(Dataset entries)
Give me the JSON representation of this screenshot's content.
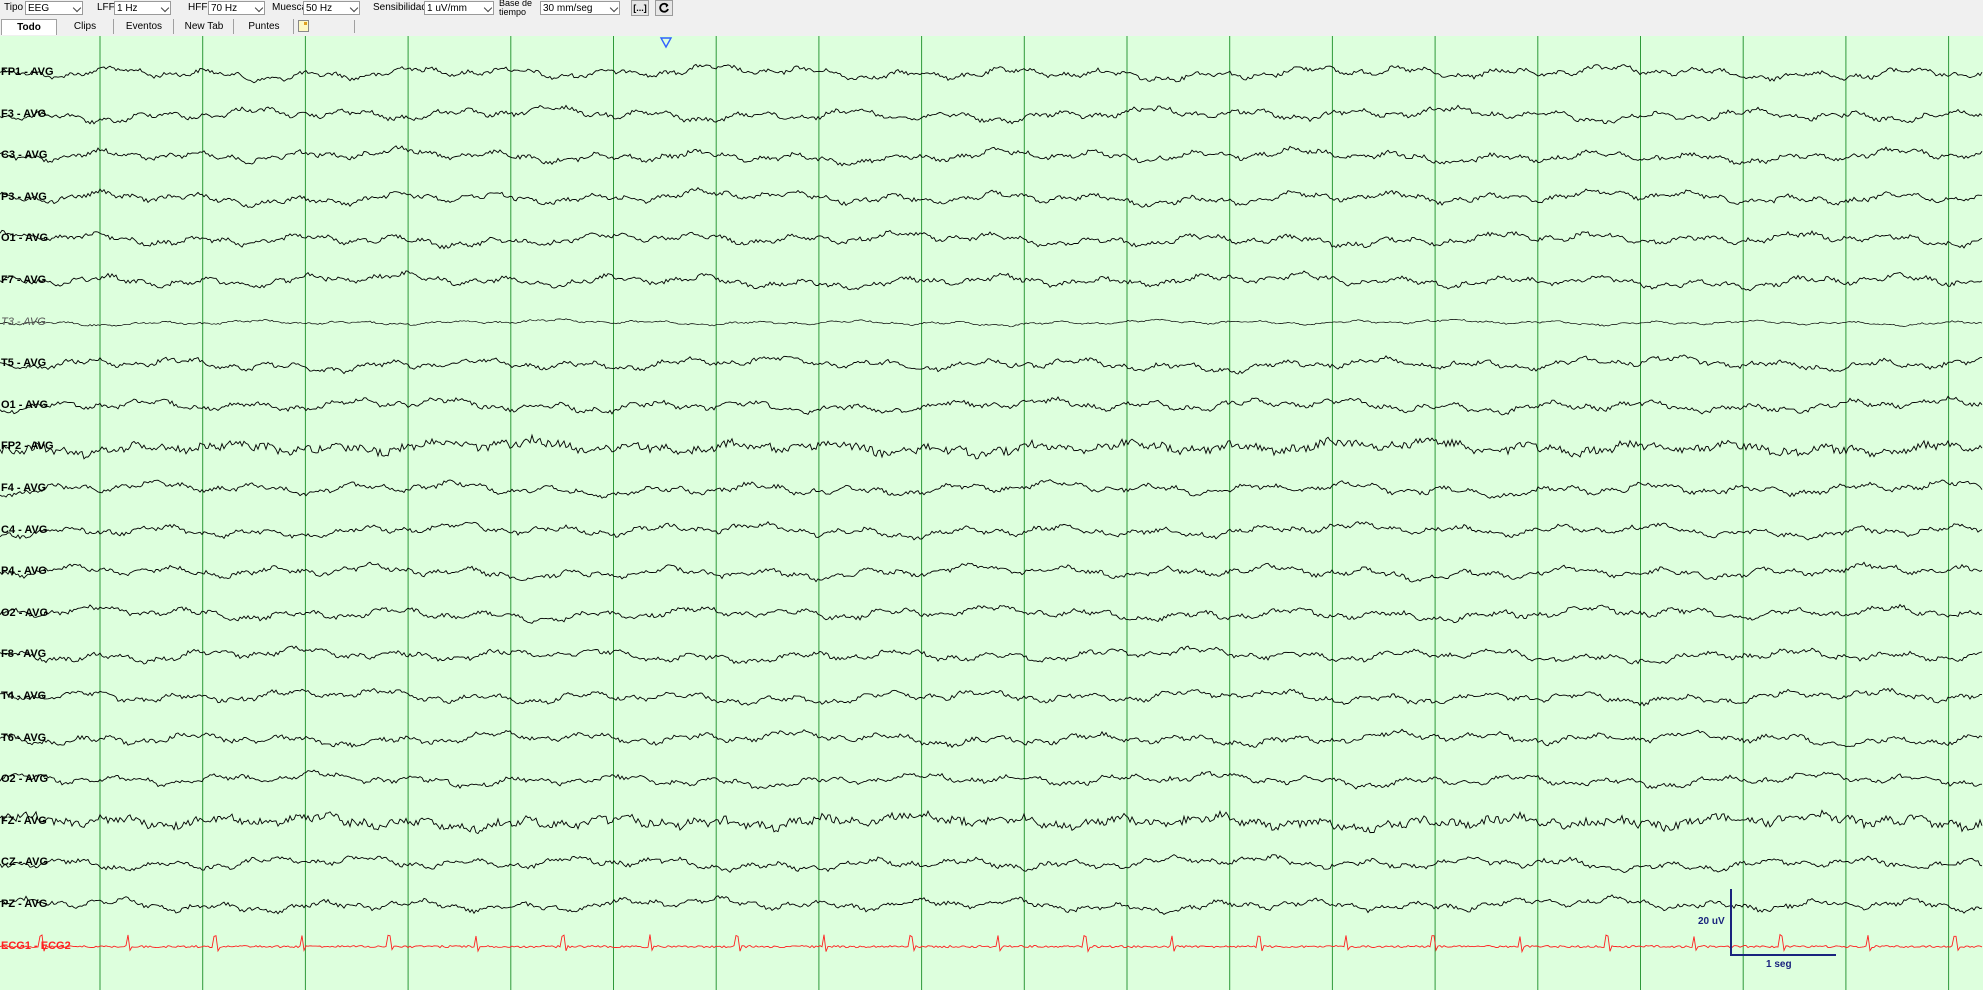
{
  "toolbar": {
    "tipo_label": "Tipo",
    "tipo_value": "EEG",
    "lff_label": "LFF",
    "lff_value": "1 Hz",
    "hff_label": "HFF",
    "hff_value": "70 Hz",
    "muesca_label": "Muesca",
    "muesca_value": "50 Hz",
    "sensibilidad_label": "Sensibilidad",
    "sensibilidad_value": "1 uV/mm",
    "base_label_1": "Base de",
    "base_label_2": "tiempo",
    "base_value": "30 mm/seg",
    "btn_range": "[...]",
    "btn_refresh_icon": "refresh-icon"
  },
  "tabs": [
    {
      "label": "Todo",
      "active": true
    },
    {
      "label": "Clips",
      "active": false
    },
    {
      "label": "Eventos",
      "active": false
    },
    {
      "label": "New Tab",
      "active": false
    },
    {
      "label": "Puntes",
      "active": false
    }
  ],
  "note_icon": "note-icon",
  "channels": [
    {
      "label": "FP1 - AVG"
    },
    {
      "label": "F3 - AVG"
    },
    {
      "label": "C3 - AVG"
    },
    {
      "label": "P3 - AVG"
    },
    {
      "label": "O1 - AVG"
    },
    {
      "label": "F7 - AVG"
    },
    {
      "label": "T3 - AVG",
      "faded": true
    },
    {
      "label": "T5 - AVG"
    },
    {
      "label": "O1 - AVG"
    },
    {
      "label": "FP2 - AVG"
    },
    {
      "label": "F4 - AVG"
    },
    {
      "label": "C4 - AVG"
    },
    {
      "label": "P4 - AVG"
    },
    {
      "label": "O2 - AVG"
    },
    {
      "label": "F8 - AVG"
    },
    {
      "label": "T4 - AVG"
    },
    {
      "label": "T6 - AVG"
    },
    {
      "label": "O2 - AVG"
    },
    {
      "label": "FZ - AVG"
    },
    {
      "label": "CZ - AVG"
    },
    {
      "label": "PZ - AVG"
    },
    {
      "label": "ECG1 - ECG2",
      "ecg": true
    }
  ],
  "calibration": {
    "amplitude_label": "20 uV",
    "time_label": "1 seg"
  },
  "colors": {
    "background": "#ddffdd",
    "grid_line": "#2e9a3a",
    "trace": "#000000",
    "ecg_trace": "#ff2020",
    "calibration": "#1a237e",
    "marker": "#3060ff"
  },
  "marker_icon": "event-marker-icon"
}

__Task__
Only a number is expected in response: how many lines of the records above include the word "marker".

__Response below__
2